On the other hand, Holland is not immune to issues faced by other countries either. Currently, there is a dispute regarding reduction of farming-related nitrogen emissions and the farmers are protesting against it by hanging the Dutch flags upside down by their fields all over the country. As our German friend said, it a very neat and civilised way to protest.
Civilised, in fact, seems to be the most fitting word to describe Holland. We strolled in Rotterdam and I uttered in complete astonishment: where are the homeless people? Imagine that – I was surprised. One wild thing to be surprised by: there was a distinct lack of well-watered revellers trying to find their noisy way home after dark even in Amsterdam. I don’t know if this has something to do with the ubiquitous canals acting as a sufficient deterrent to pissed up shenanigans or the drinking culture is different to what is considered normal in the UK.
The country is immaculate. Clean, well-kept, unspoilt and with some of the most stunning residential areas I could have imagined. Roads are routinely lined with trees and instead of hedges, fields are marked with water filled ditches, covered in lily pads, teeming with wildlife. Even the many wind turbines do not feel oppressive.
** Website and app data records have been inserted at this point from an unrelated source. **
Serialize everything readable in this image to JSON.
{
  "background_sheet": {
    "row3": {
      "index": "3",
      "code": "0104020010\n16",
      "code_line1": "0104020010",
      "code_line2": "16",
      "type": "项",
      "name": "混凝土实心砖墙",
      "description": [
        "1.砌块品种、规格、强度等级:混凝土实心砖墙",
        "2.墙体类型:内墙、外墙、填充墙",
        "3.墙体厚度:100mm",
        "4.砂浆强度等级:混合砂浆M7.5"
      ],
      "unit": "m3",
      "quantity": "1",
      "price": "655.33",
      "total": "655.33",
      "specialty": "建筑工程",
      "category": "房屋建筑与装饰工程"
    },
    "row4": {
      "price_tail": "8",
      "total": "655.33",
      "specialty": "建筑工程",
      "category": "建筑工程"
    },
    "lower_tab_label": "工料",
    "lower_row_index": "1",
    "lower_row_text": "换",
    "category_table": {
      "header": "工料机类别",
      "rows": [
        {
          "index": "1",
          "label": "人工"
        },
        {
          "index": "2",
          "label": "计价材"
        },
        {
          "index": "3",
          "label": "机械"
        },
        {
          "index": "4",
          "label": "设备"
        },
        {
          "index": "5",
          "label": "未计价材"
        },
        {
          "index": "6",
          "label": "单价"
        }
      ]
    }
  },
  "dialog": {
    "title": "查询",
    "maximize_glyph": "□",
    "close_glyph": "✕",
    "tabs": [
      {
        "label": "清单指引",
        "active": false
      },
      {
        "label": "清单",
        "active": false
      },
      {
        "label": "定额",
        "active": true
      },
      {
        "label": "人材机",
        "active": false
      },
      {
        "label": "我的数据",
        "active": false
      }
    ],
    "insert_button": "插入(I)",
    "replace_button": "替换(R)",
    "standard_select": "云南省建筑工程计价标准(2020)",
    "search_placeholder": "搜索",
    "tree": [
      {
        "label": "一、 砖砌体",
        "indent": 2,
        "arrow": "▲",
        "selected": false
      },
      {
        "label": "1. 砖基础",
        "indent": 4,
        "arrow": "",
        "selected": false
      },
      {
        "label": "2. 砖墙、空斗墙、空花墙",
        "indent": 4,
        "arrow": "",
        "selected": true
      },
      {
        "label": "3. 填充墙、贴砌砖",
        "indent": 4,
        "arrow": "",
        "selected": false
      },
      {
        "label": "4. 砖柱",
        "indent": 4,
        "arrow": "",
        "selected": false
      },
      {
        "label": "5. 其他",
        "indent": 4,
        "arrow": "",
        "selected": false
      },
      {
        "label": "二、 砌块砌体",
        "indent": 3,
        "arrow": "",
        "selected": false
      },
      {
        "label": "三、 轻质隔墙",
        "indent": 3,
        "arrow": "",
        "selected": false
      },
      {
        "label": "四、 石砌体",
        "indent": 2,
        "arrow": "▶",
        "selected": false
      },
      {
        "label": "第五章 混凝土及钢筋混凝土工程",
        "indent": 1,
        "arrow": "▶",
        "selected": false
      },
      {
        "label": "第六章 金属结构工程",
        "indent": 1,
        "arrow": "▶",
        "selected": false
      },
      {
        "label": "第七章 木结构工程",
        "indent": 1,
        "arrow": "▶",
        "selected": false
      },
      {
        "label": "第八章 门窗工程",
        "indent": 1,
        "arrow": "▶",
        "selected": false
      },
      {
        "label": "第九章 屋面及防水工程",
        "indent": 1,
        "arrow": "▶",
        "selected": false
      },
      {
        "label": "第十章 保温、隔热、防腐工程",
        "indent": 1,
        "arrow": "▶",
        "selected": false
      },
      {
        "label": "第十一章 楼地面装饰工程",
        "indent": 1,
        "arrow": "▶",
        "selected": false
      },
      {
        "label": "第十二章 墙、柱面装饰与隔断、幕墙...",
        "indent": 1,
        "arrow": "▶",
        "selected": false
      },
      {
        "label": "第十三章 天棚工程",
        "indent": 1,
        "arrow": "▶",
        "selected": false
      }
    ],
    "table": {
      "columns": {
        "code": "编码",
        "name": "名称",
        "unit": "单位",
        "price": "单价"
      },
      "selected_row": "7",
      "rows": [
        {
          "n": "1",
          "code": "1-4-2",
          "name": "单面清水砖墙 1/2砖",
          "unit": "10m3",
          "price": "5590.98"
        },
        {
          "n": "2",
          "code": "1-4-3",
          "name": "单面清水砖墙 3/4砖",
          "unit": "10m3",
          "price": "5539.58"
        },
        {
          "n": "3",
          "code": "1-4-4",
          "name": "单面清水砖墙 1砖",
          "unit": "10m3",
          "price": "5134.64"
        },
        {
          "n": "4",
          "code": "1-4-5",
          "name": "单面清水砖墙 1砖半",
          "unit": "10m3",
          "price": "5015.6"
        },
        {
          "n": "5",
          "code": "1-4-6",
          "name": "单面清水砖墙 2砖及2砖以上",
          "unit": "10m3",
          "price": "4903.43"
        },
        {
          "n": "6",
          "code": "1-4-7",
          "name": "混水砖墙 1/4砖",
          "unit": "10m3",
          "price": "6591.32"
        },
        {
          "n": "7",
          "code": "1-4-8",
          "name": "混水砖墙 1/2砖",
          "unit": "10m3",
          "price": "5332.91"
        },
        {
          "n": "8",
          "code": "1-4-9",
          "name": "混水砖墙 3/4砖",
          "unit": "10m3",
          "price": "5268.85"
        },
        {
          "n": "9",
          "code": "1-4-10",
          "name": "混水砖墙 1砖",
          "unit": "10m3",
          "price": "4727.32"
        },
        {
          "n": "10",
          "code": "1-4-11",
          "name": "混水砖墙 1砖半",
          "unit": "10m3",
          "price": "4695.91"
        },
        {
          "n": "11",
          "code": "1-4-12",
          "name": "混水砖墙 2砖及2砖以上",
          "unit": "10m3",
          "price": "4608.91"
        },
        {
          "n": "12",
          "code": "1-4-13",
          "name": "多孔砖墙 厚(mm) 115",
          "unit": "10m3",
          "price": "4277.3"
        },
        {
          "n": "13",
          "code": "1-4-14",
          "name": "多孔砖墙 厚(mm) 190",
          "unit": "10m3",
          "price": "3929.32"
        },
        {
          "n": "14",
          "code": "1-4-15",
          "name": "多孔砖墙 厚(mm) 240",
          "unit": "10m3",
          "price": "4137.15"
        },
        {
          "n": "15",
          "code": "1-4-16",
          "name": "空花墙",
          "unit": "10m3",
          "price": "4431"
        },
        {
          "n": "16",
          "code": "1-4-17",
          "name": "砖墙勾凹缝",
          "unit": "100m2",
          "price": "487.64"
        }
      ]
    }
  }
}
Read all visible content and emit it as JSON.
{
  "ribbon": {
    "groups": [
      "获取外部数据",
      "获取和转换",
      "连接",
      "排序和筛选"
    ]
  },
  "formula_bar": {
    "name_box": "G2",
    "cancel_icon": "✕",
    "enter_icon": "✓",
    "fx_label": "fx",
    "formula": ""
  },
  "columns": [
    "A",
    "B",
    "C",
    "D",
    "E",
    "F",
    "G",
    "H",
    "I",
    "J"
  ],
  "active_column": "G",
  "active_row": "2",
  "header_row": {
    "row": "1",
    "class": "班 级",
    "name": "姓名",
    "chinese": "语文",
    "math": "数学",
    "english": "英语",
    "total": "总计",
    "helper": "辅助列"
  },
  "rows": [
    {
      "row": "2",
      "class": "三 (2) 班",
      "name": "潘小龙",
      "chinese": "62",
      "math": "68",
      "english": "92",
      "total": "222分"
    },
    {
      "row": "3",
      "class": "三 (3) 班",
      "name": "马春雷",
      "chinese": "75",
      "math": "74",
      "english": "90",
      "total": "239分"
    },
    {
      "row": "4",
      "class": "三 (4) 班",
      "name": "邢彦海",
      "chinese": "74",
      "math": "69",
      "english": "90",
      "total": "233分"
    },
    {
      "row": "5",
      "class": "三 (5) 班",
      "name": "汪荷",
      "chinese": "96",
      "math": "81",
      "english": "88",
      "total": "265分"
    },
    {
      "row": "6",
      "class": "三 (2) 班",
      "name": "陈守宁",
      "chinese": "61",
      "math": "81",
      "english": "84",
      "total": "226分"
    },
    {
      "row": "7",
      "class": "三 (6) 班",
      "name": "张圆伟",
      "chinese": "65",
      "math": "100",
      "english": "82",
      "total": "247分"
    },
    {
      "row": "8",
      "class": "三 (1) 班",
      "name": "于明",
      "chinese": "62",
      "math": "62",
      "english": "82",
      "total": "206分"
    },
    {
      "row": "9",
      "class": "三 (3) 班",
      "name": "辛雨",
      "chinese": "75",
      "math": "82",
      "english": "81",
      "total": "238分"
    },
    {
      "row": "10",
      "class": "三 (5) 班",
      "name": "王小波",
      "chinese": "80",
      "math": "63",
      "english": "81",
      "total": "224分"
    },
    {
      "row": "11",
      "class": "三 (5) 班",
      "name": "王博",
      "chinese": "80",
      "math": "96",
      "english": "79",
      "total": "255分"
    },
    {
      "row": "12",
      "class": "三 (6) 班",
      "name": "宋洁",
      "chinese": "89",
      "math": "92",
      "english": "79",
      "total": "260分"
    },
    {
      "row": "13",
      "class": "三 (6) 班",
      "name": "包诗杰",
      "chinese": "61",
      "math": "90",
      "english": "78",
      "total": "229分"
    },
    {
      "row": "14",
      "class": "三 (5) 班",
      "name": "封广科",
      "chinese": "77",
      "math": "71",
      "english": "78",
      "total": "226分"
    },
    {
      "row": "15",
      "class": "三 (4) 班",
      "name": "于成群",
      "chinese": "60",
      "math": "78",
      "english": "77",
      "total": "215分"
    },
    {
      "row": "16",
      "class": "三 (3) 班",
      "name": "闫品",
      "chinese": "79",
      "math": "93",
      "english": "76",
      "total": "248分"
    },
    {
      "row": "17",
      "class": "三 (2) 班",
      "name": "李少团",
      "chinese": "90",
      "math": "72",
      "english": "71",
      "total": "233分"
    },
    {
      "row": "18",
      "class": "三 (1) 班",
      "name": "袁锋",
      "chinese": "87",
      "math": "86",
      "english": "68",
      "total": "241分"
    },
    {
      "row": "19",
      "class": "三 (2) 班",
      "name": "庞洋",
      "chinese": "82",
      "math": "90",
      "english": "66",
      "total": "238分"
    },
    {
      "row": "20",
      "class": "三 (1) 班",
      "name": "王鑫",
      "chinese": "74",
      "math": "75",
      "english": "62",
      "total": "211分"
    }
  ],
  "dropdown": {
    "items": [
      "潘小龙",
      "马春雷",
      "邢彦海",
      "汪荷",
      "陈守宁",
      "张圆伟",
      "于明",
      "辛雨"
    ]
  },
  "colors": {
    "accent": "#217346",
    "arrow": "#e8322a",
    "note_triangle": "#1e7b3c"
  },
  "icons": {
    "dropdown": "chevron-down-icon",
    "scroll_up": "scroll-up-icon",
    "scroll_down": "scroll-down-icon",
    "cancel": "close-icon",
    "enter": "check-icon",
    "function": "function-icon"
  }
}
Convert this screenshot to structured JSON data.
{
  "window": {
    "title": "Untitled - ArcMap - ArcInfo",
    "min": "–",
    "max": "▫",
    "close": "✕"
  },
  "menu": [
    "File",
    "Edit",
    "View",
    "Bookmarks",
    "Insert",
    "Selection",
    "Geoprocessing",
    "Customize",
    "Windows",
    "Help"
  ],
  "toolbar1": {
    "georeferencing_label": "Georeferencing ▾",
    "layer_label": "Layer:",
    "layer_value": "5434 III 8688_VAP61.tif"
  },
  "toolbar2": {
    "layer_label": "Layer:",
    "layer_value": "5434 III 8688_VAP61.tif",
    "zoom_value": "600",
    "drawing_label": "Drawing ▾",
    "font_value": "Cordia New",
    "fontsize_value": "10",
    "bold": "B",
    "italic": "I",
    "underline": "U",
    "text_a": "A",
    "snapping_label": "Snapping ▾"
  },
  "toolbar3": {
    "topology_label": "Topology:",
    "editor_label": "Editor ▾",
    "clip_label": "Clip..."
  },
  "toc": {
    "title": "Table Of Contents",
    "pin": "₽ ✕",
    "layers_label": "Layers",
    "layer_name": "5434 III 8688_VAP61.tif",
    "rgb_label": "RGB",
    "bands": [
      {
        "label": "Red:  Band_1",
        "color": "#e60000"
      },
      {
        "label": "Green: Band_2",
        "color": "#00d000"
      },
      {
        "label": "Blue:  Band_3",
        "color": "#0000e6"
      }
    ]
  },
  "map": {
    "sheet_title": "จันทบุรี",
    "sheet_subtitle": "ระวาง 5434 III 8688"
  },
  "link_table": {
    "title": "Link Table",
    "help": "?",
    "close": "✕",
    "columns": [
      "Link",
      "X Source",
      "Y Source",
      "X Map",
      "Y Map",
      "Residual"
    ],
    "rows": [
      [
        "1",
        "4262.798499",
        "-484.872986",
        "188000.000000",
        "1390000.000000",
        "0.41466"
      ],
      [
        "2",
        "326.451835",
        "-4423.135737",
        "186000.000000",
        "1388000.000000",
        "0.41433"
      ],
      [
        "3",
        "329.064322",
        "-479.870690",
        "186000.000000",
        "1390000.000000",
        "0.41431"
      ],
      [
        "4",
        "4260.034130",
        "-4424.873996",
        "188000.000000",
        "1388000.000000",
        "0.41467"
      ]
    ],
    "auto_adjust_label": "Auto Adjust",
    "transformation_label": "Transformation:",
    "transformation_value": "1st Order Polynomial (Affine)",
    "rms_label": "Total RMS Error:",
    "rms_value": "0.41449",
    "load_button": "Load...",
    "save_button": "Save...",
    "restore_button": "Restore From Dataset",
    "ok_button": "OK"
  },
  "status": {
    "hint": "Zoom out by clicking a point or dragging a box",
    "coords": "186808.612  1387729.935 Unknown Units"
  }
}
Yes, the Dutch pay very high income tax in comparison to the British (https://expatax.nl/tax-rates-in-the-netherlands-2022/) but it clearly is used for the benefit of the people. The state provides and maintains to a high standard open spaces in which to exercise, relax, walk your dog or just be. The cities and towns are clean, bustling and safe. I felt settled and at ease and not like a product expected to constantly provide an income to someone else or to accept austerity driven, substandard anything.
I couldn’t see much presence of giant corporations with the naked eye, and I do hope that this state of affairs will never change. We are so immersed in it in the UK, we forget what havoc rampant capitalism and resulting consumerism can wreak in society as well as on more granular, community and individual levels. Everything becomes a commodity, including you and me. Holland seems to be dodging this bullet for now and people appear to be largely immune to the illusions of well targeted PR and, dare I say it, happier for it.
I felt happier. I felt I could make choices for myself and wasn’t being constantly coerced into something that I wouldn’t care for otherwise. It makes you strong and in control of your life and I will hold on to this feeling just as I held on to the omnipresent line of the Dutch horizon in the most challenging parts of the journey.